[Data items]
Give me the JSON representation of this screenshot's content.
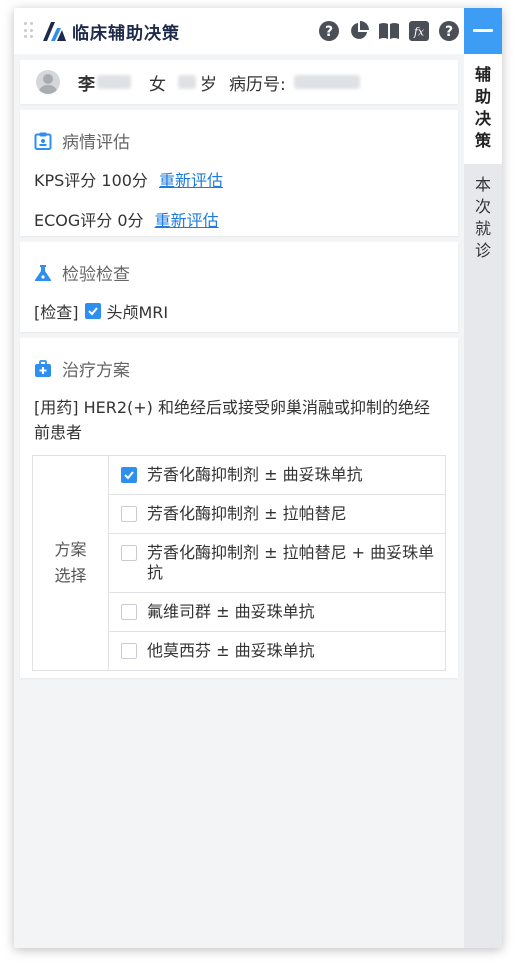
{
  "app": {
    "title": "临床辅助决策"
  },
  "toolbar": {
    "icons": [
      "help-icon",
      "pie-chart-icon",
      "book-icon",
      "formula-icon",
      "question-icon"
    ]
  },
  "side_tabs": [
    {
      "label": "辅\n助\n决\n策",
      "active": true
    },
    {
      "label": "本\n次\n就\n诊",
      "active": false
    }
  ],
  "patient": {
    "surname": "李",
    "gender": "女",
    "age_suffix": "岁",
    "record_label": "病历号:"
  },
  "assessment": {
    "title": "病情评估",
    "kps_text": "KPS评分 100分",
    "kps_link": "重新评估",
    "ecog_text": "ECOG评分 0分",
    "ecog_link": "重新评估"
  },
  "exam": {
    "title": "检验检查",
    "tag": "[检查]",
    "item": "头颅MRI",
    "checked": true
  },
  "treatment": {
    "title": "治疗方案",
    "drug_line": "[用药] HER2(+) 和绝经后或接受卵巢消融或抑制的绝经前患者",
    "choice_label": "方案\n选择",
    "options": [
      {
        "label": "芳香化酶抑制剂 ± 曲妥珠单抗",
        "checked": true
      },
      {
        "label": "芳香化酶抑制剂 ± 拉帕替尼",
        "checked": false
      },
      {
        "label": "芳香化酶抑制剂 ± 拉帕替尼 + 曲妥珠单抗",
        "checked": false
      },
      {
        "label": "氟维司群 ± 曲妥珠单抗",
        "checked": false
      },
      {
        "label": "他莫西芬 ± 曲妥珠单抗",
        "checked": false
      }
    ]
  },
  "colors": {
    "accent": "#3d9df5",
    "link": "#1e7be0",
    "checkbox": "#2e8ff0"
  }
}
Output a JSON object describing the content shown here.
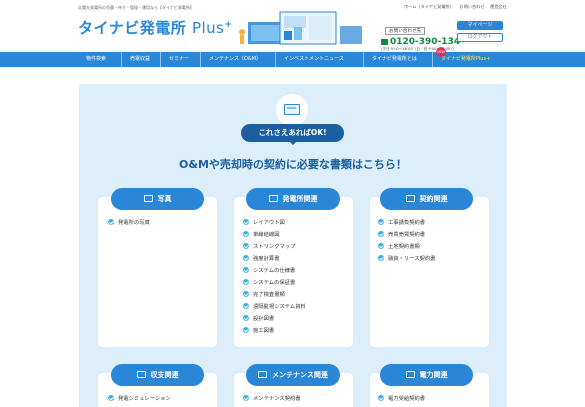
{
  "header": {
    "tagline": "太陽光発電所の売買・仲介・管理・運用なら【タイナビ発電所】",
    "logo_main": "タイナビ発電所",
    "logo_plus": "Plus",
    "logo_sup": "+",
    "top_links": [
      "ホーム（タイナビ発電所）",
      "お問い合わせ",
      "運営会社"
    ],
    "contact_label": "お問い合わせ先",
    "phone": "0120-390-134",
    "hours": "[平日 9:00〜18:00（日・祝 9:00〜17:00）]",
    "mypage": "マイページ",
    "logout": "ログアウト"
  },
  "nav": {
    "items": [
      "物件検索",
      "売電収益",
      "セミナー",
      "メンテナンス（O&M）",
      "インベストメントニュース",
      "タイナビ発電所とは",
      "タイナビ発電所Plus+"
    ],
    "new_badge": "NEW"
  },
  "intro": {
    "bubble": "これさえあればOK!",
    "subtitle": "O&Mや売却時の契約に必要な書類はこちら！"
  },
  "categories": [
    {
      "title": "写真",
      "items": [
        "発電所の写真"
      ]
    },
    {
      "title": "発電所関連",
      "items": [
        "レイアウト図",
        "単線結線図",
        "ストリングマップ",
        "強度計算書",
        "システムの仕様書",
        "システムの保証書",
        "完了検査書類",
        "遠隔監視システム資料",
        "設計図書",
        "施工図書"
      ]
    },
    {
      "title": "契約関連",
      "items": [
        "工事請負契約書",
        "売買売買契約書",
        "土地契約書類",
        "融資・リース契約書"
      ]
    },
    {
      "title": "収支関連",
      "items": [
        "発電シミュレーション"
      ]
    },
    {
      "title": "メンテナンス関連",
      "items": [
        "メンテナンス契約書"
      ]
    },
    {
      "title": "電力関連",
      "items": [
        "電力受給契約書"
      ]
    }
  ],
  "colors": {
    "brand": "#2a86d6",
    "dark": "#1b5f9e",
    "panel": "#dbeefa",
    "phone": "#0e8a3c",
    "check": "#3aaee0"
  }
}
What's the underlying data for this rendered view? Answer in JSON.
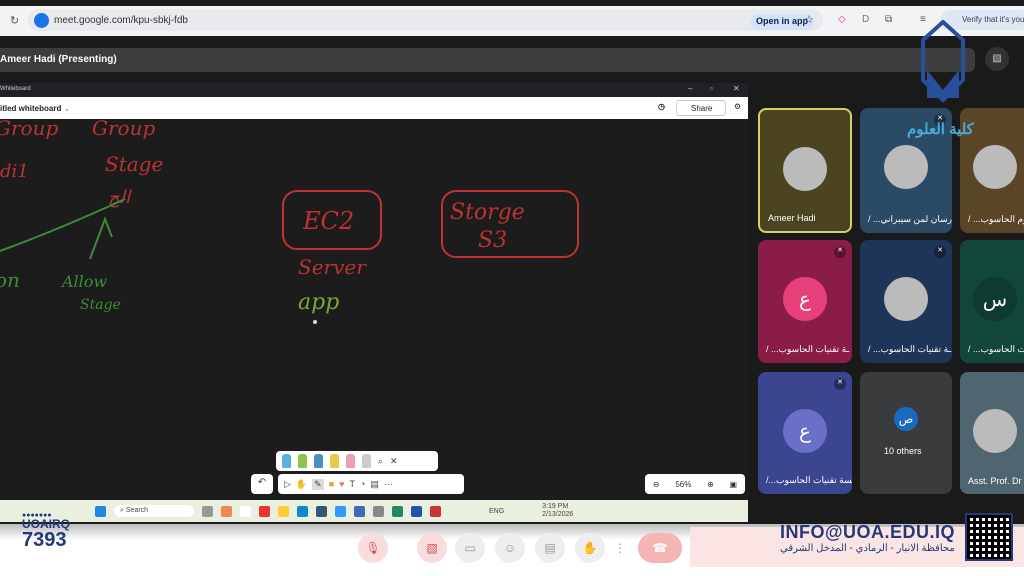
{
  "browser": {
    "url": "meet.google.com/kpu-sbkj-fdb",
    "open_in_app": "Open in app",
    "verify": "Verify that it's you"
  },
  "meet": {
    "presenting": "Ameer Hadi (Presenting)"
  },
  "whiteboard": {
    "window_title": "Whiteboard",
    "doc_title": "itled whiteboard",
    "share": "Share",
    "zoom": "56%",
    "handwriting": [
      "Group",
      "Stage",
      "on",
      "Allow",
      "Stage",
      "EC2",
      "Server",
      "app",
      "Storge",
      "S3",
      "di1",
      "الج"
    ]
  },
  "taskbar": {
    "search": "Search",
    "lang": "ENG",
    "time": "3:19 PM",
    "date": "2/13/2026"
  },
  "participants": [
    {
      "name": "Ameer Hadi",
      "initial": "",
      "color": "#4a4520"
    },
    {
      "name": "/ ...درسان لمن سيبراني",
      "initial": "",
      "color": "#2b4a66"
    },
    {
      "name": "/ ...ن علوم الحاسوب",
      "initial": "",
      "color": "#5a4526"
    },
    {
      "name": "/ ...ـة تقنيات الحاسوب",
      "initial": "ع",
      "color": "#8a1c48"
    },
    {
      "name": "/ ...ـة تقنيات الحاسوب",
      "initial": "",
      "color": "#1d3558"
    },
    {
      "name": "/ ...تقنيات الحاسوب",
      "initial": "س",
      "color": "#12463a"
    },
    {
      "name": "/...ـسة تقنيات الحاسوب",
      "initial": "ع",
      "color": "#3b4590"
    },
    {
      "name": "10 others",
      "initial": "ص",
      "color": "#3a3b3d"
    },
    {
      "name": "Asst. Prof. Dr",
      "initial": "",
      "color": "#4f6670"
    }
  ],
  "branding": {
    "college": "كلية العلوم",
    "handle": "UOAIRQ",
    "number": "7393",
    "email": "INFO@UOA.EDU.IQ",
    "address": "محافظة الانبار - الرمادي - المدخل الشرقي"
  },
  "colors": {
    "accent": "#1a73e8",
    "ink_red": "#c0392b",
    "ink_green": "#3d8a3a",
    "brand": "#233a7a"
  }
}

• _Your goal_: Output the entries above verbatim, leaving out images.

• _Solved problem_:
Give me the JSON representation of this screenshot's content.
{
  "app": {
    "title": "临床辅助决策"
  },
  "toolbar": {
    "icons": [
      "help-icon",
      "pie-chart-icon",
      "book-icon",
      "formula-icon",
      "question-icon"
    ]
  },
  "side_tabs": [
    {
      "label": "辅\n助\n决\n策",
      "active": true
    },
    {
      "label": "本\n次\n就\n诊",
      "active": false
    }
  ],
  "patient": {
    "surname": "李",
    "gender": "女",
    "age_suffix": "岁",
    "record_label": "病历号:"
  },
  "assessment": {
    "title": "病情评估",
    "kps_text": "KPS评分 100分",
    "kps_link": "重新评估",
    "ecog_text": "ECOG评分 0分",
    "ecog_link": "重新评估"
  },
  "exam": {
    "title": "检验检查",
    "tag": "[检查]",
    "item": "头颅MRI",
    "checked": true
  },
  "treatment": {
    "title": "治疗方案",
    "drug_line": "[用药] HER2(+) 和绝经后或接受卵巢消融或抑制的绝经前患者",
    "choice_label": "方案\n选择",
    "options": [
      {
        "label": "芳香化酶抑制剂 ± 曲妥珠单抗",
        "checked": true
      },
      {
        "label": "芳香化酶抑制剂 ± 拉帕替尼",
        "checked": false
      },
      {
        "label": "芳香化酶抑制剂 ± 拉帕替尼 + 曲妥珠单抗",
        "checked": false
      },
      {
        "label": "氟维司群 ± 曲妥珠单抗",
        "checked": false
      },
      {
        "label": "他莫西芬 ± 曲妥珠单抗",
        "checked": false
      }
    ]
  },
  "colors": {
    "accent": "#3d9df5",
    "link": "#1e7be0",
    "checkbox": "#2e8ff0"
  }
}
Output a JSON object describing the content shown here.
{
  "header": {
    "tagline": "太陽光発電所の売買・仲介・管理・運用なら【タイナビ発電所】",
    "logo_main": "タイナビ発電所",
    "logo_plus": "Plus",
    "logo_sup": "+",
    "top_links": [
      "ホーム（タイナビ発電所）",
      "お問い合わせ",
      "運営会社"
    ],
    "contact_label": "お問い合わせ先",
    "phone": "0120-390-134",
    "hours": "[平日 9:00〜18:00（日・祝 9:00〜17:00）]",
    "mypage": "マイページ",
    "logout": "ログアウト"
  },
  "nav": {
    "items": [
      "物件検索",
      "売電収益",
      "セミナー",
      "メンテナンス（O&M）",
      "インベストメントニュース",
      "タイナビ発電所とは",
      "タイナビ発電所Plus+"
    ],
    "new_badge": "NEW"
  },
  "intro": {
    "bubble": "これさえあればOK!",
    "subtitle": "O&Mや売却時の契約に必要な書類はこちら！"
  },
  "categories": [
    {
      "title": "写真",
      "items": [
        "発電所の写真"
      ]
    },
    {
      "title": "発電所関連",
      "items": [
        "レイアウト図",
        "単線結線図",
        "ストリングマップ",
        "強度計算書",
        "システムの仕様書",
        "システムの保証書",
        "完了検査書類",
        "遠隔監視システム資料",
        "設計図書",
        "施工図書"
      ]
    },
    {
      "title": "契約関連",
      "items": [
        "工事請負契約書",
        "売買売買契約書",
        "土地契約書類",
        "融資・リース契約書"
      ]
    },
    {
      "title": "収支関連",
      "items": [
        "発電シミュレーション"
      ]
    },
    {
      "title": "メンテナンス関連",
      "items": [
        "メンテナンス契約書"
      ]
    },
    {
      "title": "電力関連",
      "items": [
        "電力受給契約書"
      ]
    }
  ],
  "colors": {
    "brand": "#2a86d6",
    "dark": "#1b5f9e",
    "panel": "#dbeefa",
    "phone": "#0e8a3c",
    "check": "#3aaee0"
  }
}
What's the underlying data for this rendered view? Answer in JSON.
{
  "browser": {
    "url": "meet.google.com/kpu-sbkj-fdb",
    "open_in_app": "Open in app",
    "verify": "Verify that it's you"
  },
  "meet": {
    "presenting": "Ameer Hadi (Presenting)"
  },
  "whiteboard": {
    "window_title": "Whiteboard",
    "doc_title": "itled whiteboard",
    "share": "Share",
    "zoom": "56%",
    "handwriting": [
      "Group",
      "Stage",
      "on",
      "Allow",
      "Stage",
      "EC2",
      "Server",
      "app",
      "Storge",
      "S3",
      "di1",
      "الج"
    ]
  },
  "taskbar": {
    "search": "Search",
    "lang": "ENG",
    "time": "3:19 PM",
    "date": "2/13/2026"
  },
  "participants": [
    {
      "name": "Ameer Hadi",
      "initial": "",
      "color": "#4a4520"
    },
    {
      "name": "/ ...درسان لمن سيبراني",
      "initial": "",
      "color": "#2b4a66"
    },
    {
      "name": "/ ...ن علوم الحاسوب",
      "initial": "",
      "color": "#5a4526"
    },
    {
      "name": "/ ...ـة تقنيات الحاسوب",
      "initial": "ع",
      "color": "#8a1c48"
    },
    {
      "name": "/ ...ـة تقنيات الحاسوب",
      "initial": "",
      "color": "#1d3558"
    },
    {
      "name": "/ ...تقنيات الحاسوب",
      "initial": "س",
      "color": "#12463a"
    },
    {
      "name": "/...ـسة تقنيات الحاسوب",
      "initial": "ع",
      "color": "#3b4590"
    },
    {
      "name": "10 others",
      "initial": "ص",
      "color": "#3a3b3d"
    },
    {
      "name": "Asst. Prof. Dr",
      "initial": "",
      "color": "#4f6670"
    }
  ],
  "branding": {
    "college": "كلية العلوم",
    "handle": "UOAIRQ",
    "number": "7393",
    "email": "INFO@UOA.EDU.IQ",
    "address": "محافظة الانبار - الرمادي - المدخل الشرقي"
  },
  "colors": {
    "accent": "#1a73e8",
    "ink_red": "#c0392b",
    "ink_green": "#3d8a3a",
    "brand": "#233a7a"
  }
}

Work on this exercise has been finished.